Article originally published on The Spruce Pets. Written by Franny Syufy. Refer to the original article here. You know the drill: the…
Article originally published on The Spruce Pets. Written by Tabitha Kucera RVT, CCBC, KPA-CTP. Refer to the original article here. It can…
Oreo is a two-year-old adopted Japanese Spitz- Alaskan Malamute mix. When we adopted him in 2018, he had severe anxiety and he was not comfortable with people at all. He cried every second he was home and it took a lot of training (both home and professional) to improve his behavior.
Being a first-time dog owner, I was relatively lucky that Coffee had no major health issues for the first few years of her life. I always knew she had a weak stomach and had her fair share of vet visits, but nothing prepared me (and my wallet) for the multiple bouts of gastroenteritis that happened last year in 2019. I’m sharing my personal experience in hopes that you can avoid some of the mistakes that I made.
In early July 2020, our family was met with some unexpected news. Our dog Hana was not only diagnosed with patellar luxation in her hind legs, but also hip dysplasia, at the tender age of 9 months. It was a double whammy for us. Between January to June, we had already made multiple trips to the vet to treat a variety of ongoing issues. But what made the situation even worse was the fact that Hana had already been displaying early symptoms of both conditions—right under our noses.
Allergy is defined as an over-reactivity or hypersensitivity of the immune system to a particular substance called an allergen. Allergens are protein that can come from plants, foods or animals.

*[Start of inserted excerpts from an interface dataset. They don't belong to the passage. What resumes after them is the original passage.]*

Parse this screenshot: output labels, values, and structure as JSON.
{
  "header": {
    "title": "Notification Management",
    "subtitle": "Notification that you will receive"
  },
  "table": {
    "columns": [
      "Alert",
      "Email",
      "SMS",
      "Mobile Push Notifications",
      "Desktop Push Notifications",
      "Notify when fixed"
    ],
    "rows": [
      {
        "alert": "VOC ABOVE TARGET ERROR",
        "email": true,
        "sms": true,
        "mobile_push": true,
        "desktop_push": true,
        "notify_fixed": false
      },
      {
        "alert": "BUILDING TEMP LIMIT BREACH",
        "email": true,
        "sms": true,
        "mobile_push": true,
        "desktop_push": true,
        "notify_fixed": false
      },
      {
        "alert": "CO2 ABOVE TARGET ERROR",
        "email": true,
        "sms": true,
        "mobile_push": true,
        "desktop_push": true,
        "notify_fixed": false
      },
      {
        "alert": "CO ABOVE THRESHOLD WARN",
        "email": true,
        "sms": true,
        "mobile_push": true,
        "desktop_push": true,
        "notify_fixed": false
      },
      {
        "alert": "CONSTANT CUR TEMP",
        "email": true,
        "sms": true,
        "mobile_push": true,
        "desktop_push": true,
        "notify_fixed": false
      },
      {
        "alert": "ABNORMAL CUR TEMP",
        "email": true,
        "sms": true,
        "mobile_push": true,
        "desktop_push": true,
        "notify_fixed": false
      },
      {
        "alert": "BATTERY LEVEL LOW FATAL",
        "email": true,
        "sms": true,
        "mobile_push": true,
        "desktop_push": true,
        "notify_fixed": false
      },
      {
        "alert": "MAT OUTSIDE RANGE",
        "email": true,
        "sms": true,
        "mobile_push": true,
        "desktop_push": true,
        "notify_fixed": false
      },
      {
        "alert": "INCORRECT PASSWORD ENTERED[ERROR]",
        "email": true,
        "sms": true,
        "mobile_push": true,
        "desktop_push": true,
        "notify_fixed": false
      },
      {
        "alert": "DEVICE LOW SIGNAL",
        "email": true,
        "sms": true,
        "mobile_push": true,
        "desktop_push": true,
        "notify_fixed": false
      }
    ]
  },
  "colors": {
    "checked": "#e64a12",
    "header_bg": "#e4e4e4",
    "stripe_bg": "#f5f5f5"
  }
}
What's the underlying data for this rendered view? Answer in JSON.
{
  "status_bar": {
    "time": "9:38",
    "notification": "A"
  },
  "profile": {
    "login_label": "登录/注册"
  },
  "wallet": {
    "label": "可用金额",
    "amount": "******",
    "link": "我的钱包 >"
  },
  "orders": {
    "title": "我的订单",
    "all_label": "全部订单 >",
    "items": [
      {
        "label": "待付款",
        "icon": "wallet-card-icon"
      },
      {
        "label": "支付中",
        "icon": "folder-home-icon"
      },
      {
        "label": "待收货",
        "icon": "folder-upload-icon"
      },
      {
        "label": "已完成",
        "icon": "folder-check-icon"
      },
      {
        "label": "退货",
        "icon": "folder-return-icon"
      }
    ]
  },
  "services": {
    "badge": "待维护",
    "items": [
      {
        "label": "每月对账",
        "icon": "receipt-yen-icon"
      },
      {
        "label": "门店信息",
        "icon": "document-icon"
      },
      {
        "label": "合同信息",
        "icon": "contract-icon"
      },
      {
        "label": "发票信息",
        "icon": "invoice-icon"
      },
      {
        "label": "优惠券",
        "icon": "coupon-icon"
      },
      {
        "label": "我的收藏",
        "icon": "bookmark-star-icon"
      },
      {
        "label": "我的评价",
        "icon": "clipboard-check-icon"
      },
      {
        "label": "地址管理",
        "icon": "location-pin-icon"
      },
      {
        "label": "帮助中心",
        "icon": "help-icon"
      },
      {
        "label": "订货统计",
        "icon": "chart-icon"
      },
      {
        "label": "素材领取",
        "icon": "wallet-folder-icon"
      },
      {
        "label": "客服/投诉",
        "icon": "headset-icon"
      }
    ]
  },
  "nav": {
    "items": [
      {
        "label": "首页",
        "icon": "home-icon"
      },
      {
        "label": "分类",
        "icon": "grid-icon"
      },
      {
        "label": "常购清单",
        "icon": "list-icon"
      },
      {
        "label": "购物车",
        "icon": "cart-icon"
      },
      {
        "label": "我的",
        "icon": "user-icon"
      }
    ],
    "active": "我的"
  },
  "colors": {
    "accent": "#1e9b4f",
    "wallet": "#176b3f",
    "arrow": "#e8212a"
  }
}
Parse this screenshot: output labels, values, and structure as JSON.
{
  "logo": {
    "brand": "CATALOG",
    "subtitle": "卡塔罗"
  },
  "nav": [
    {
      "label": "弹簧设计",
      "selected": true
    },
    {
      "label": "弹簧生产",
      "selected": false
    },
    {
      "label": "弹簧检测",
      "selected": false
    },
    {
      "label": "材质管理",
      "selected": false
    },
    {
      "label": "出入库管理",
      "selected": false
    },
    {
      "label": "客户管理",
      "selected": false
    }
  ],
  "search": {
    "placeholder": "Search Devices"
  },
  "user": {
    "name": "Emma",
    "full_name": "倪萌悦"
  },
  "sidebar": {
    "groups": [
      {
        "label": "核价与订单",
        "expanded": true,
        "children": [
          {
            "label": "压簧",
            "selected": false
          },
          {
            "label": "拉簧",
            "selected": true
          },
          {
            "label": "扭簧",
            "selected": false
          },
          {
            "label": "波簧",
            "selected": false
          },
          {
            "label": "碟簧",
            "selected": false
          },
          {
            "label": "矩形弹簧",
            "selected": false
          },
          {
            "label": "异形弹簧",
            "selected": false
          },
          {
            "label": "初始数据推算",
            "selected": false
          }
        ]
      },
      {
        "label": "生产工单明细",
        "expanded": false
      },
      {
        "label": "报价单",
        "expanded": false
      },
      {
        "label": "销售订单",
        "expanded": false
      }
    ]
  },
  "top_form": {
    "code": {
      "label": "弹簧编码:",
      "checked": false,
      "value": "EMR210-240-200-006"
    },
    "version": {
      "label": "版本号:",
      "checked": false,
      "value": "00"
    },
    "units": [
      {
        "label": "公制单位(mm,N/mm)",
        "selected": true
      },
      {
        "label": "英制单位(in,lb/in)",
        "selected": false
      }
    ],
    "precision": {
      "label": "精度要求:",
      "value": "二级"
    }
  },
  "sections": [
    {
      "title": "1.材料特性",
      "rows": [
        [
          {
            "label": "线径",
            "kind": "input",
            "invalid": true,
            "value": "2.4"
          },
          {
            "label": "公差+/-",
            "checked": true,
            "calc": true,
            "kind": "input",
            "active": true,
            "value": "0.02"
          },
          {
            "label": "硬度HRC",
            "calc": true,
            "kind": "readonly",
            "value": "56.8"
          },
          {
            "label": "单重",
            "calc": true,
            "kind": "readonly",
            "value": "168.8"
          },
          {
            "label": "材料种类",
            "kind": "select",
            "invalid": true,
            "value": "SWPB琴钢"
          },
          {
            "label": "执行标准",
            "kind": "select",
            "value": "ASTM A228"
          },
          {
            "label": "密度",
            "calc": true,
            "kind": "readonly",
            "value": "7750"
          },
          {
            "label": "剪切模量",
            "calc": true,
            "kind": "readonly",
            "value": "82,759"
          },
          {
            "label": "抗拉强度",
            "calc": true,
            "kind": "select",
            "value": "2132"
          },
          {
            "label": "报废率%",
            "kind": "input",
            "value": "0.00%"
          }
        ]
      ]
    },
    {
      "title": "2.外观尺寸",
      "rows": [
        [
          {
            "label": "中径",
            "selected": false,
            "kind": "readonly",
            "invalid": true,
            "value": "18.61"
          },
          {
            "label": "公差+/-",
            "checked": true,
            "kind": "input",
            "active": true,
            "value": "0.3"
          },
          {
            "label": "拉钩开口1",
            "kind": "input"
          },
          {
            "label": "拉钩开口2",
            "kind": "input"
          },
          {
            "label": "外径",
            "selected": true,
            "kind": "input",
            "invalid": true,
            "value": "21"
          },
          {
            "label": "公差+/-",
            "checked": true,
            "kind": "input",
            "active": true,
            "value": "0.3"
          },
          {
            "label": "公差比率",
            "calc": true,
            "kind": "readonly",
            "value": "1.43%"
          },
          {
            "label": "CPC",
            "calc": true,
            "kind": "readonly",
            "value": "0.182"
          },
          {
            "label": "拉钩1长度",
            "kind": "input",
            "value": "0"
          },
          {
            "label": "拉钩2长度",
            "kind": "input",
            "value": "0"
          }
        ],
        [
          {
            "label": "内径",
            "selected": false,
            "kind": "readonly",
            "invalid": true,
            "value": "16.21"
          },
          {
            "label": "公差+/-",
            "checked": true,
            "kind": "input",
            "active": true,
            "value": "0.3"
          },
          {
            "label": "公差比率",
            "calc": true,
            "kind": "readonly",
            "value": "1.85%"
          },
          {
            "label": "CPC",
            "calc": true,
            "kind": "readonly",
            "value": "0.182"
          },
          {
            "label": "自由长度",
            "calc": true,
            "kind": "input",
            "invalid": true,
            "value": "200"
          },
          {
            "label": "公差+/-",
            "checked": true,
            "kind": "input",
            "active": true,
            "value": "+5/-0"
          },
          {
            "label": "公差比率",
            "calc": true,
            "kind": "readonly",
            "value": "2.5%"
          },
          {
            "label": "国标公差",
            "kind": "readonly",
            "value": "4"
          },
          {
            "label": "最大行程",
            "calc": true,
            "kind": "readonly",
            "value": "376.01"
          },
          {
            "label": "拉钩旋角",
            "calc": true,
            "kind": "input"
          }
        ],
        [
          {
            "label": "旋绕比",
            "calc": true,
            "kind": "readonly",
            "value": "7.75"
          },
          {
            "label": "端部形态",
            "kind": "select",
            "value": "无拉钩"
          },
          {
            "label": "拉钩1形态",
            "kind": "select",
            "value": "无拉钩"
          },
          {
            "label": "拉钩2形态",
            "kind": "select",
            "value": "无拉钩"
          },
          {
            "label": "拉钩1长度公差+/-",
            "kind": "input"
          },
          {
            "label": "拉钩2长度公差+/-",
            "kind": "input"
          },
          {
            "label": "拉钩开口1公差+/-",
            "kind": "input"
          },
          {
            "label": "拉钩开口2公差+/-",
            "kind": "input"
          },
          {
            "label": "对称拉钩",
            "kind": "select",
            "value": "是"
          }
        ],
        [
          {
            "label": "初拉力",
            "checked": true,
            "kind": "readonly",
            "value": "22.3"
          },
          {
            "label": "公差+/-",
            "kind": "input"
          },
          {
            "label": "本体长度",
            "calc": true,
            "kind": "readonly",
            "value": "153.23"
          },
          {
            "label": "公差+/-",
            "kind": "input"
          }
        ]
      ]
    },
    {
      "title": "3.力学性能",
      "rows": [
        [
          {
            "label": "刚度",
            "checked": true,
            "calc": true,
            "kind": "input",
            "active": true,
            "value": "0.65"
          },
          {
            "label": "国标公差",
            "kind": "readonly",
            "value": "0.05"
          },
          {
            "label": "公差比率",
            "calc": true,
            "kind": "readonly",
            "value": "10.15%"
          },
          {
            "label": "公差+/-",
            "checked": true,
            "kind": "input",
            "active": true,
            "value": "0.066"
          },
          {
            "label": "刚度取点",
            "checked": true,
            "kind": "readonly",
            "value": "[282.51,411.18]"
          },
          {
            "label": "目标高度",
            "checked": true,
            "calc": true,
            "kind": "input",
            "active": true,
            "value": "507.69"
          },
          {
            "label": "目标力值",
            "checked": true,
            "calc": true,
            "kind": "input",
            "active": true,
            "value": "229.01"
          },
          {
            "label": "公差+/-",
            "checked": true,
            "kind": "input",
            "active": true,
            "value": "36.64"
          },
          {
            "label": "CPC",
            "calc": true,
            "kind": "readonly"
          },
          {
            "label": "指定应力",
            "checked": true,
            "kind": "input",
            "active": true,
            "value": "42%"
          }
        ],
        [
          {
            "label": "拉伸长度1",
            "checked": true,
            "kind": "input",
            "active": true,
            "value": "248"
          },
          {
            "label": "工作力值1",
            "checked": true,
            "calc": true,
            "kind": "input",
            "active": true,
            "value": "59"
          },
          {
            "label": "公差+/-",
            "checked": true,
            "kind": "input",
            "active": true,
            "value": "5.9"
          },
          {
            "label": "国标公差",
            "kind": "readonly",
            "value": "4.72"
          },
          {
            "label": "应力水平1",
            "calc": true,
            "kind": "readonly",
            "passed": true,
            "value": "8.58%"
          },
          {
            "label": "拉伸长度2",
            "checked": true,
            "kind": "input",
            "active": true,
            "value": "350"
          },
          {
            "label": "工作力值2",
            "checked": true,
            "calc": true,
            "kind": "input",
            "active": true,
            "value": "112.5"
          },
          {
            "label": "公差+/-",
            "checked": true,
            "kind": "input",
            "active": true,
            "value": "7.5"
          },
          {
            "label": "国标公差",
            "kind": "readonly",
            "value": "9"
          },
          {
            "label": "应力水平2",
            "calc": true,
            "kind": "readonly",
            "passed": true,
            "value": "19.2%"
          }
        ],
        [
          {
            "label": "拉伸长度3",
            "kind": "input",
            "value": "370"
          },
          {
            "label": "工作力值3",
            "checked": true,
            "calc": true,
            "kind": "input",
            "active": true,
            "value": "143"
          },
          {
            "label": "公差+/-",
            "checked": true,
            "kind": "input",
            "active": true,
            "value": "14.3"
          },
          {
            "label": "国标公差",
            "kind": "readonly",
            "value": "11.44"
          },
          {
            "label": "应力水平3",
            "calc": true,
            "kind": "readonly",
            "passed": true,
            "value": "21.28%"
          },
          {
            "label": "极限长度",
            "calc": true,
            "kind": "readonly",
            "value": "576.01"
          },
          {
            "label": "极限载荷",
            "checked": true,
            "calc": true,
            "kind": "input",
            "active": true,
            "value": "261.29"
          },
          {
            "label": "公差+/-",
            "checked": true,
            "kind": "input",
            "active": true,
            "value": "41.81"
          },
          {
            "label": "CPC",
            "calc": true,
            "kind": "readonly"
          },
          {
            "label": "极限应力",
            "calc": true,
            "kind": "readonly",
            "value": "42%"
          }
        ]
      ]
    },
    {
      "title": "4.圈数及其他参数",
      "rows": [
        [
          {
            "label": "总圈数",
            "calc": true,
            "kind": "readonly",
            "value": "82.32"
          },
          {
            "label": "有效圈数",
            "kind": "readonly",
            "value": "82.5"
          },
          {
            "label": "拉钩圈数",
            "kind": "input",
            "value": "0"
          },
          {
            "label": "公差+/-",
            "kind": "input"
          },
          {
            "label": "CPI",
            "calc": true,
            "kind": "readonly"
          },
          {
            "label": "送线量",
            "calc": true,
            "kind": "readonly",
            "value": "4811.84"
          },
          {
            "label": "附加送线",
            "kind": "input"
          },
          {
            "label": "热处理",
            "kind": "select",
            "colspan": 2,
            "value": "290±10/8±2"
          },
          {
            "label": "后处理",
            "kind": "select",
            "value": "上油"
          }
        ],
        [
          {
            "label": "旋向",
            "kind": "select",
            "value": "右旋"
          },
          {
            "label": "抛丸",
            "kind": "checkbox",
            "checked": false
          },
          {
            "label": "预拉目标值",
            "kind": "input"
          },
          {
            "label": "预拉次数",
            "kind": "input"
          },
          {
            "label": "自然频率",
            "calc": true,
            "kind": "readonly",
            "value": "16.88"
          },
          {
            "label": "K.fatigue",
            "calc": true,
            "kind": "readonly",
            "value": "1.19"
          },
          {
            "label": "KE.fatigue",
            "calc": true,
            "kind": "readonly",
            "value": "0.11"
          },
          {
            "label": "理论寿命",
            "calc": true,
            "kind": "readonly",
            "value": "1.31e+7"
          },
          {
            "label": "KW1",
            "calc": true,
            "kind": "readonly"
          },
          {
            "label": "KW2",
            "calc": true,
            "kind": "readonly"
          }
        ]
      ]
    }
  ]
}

Allergies are one of the most common issues here in Singapore. Allergies can start to appear when your pet is around six months of age and the majority of dogs affected with allergies are over the age of one or two.
To sterilise or not to sterilise, that is the question that many pet parents face at some point in time. But what happens after the decision is made?
Chondrodystrophoid (dwarfed) breeds of dogs whose normal cartilage development have been altered genetically for the purpose of a short, stout appearance – i.e.: Dachshund, Beagle, Shih Tzu, Lhasa Apso, and Pekingese — are most commonly affected. Other chondrodystrophic breeds that may be affected by IVDD include Corgis, Cocker Spaniel, Pekingese, Shih-Tzu and Poodle. Nonchondrodystrophic breeds that are commonly affected by IVDD include German Shepherd, Labrador Retriever and Doberman Pinscher. Obese dogs of predisposed breeds are especially likely to suffer from IVDD.
Most pet owners know the importance of parasite prevention for our pets. Easy as it sounds, I in fact had a hard time choosing the different products to provide complete and wholesome protection for Loki.
I’ll be sharing about the common brands of heartworm and flea & tick prevention, as well as how we come to decide on the combination that suits our lifestyle.